By Kate Pavao
How will your favorite brands be made tomorrow? Here, historian Joshua B. Freeman, author of Behemoth: A History of the Factory and the Making of the Modern World, talks to Profit about what it’s really like in today’s manufacturing plants and how manufacturers are balancing human labor and automation.On Modern Manufacturing: It used to be that if you bought a Singer sewing machine, Singer made it. If you bought a Ford car, Ford made it. Today you buy an Apple product, and it’s extremely unlikely Apple made it. Many of our very well-known brands are controlled by companies that design and market products and maybe do some of the logistics. But the actual making is subcontracted.
Most of us don’t even know where our products are made, which has distanced us from the production process. We take for granted what’s actually a kind of miraculous thing: to be able to make these things and not to think about who might be making them.
I don’t think there’s going to be one model in the future.”
On Mega-Factories: The largest factories in history, operating right now in the electronics assembly area, particularly in China, range from 50,000 to 200,000 workers and more. In many cases, workers live in dormitories run by or owned by the company. This provides housing and the ability to rapidly mobilize large numbers of workers for very long workdays when rush orders come in. These mega-complexes include factories and warehouses, as well as dormitories, sports facilities, restaurants, and cybercafes.

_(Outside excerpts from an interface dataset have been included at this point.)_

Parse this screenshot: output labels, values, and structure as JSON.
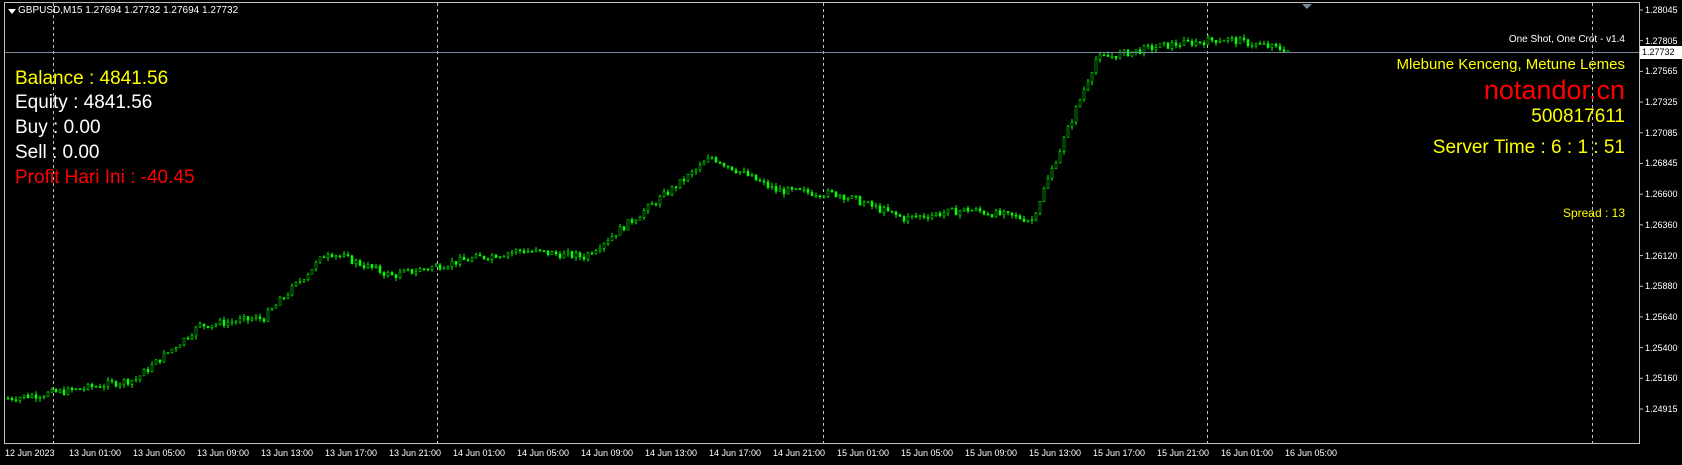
{
  "header": {
    "symbol_ohlc": "GBPUSD,M15  1.27694 1.27732 1.27694 1.27732"
  },
  "account": {
    "balance": "Balance : 4841.56",
    "equity": "Equity : 4841.56",
    "buy": "Buy : 0.00",
    "sell": "Sell : 0.00",
    "profit_today": "Profit Hari Ini : -40.45"
  },
  "ea_panel": {
    "name": "One Shot, One Crot - v1.4",
    "tagline": "Mlebune Kenceng, Metune Lemes",
    "brand": "notandor.cn",
    "account_number": "500817611",
    "server_time": "Server Time : 6 : 1 : 51",
    "spread": "Spread : 13"
  },
  "price_axis": {
    "current_price": "1.27732",
    "ticks": [
      "1.28045",
      "1.27805",
      "1.27565",
      "1.27325",
      "1.27085",
      "1.26845",
      "1.26600",
      "1.26360",
      "1.26120",
      "1.25880",
      "1.25640",
      "1.25400",
      "1.25160",
      "1.24915"
    ]
  },
  "time_axis": {
    "ticks": [
      "12 Jun 2023",
      "13 Jun 01:00",
      "13 Jun 05:00",
      "13 Jun 09:00",
      "13 Jun 13:00",
      "13 Jun 17:00",
      "13 Jun 21:00",
      "14 Jun 01:00",
      "14 Jun 05:00",
      "14 Jun 09:00",
      "14 Jun 13:00",
      "14 Jun 17:00",
      "14 Jun 21:00",
      "15 Jun 01:00",
      "15 Jun 05:00",
      "15 Jun 09:00",
      "15 Jun 13:00",
      "15 Jun 17:00",
      "15 Jun 21:00",
      "16 Jun 01:00",
      "16 Jun 05:00"
    ]
  },
  "colors": {
    "background": "#000000",
    "candle": "#00ff00",
    "bid_line": "#778899",
    "grid": "#c0c0c0",
    "profit_negative": "#ff0000",
    "highlight": "#ffff00"
  },
  "chart_data": {
    "type": "candlestick",
    "symbol": "GBPUSD",
    "timeframe": "M15",
    "ylim": [
      1.249,
      1.2806
    ],
    "x": [
      "12 Jun 2023",
      "13 Jun 01:00",
      "13 Jun 05:00",
      "13 Jun 09:00",
      "13 Jun 13:00",
      "13 Jun 17:00",
      "13 Jun 21:00",
      "14 Jun 01:00",
      "14 Jun 05:00",
      "14 Jun 09:00",
      "14 Jun 13:00",
      "14 Jun 17:00",
      "14 Jun 21:00",
      "15 Jun 01:00",
      "15 Jun 05:00",
      "15 Jun 09:00",
      "15 Jun 13:00",
      "15 Jun 17:00",
      "15 Jun 21:00",
      "16 Jun 01:00",
      "16 Jun 05:00"
    ],
    "close": [
      1.25,
      1.2506,
      1.2515,
      1.2557,
      1.2563,
      1.2615,
      1.2596,
      1.2607,
      1.2616,
      1.2611,
      1.2649,
      1.2689,
      1.2663,
      1.266,
      1.2641,
      1.2648,
      1.264,
      1.2766,
      1.2776,
      1.2782,
      1.2773
    ],
    "bid_price": 1.27732,
    "grid": true
  }
}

One of the big Foxconn plants even has a wedding dress shop.
Percentage of workers in China employed in industry in 2015.

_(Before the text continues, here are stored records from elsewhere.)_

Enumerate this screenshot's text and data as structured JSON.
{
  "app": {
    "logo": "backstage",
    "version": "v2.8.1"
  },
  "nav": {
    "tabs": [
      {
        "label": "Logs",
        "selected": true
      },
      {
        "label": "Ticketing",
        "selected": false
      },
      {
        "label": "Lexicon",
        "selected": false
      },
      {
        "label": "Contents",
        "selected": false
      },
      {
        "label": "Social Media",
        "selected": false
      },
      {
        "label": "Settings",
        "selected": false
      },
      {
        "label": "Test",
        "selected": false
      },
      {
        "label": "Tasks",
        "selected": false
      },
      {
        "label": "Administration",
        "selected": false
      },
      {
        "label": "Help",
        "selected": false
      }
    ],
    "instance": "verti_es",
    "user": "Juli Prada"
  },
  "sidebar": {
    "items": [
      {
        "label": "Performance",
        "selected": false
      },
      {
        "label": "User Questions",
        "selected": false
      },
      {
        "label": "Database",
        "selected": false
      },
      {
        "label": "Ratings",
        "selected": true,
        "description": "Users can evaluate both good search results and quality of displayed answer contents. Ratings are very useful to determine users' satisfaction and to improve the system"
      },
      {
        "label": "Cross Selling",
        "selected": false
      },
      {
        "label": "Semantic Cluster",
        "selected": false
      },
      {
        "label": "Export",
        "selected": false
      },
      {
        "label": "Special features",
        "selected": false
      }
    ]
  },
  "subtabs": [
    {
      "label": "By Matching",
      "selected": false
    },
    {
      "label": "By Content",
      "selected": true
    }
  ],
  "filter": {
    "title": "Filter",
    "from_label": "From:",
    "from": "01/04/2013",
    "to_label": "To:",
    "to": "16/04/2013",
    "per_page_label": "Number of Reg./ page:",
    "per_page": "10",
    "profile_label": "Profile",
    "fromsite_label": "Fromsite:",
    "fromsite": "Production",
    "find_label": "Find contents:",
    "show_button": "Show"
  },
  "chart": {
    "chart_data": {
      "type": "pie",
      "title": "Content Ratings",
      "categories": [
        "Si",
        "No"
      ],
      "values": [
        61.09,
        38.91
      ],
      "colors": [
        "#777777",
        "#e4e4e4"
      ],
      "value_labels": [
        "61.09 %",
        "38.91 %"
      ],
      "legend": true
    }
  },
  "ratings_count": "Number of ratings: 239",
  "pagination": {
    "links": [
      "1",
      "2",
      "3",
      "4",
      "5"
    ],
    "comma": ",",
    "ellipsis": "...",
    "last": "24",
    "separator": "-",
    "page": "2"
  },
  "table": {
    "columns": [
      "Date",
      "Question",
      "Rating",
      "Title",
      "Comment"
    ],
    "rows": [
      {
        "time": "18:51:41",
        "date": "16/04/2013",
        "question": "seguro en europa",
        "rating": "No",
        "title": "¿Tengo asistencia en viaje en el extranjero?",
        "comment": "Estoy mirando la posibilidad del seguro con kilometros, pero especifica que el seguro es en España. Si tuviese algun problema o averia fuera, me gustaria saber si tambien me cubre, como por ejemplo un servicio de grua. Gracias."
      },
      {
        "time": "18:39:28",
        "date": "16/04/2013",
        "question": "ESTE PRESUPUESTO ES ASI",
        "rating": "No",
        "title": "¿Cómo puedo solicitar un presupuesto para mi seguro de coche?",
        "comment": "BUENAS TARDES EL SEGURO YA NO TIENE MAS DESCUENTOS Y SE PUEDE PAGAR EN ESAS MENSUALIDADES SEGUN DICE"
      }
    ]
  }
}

On the Future of Mass Production: We will continue to see these very giant factories making very, very large numbers of standardized products, whether it’s cars or laptops or sneakers. There will also be places like a Bangladesh clothing factory, where it’s not worth the money to invest in developing advanced technology because you can hire labor so cheaply that you’re making blouses and blue jeans in a way that a worker in a sweatshop in New York City in 1910 would. One can imagine certain kinds of distributed, very high-tech manufacturing, mostly for niche products or short runs of things on demand, using 3D printing and other kinds of new approaches.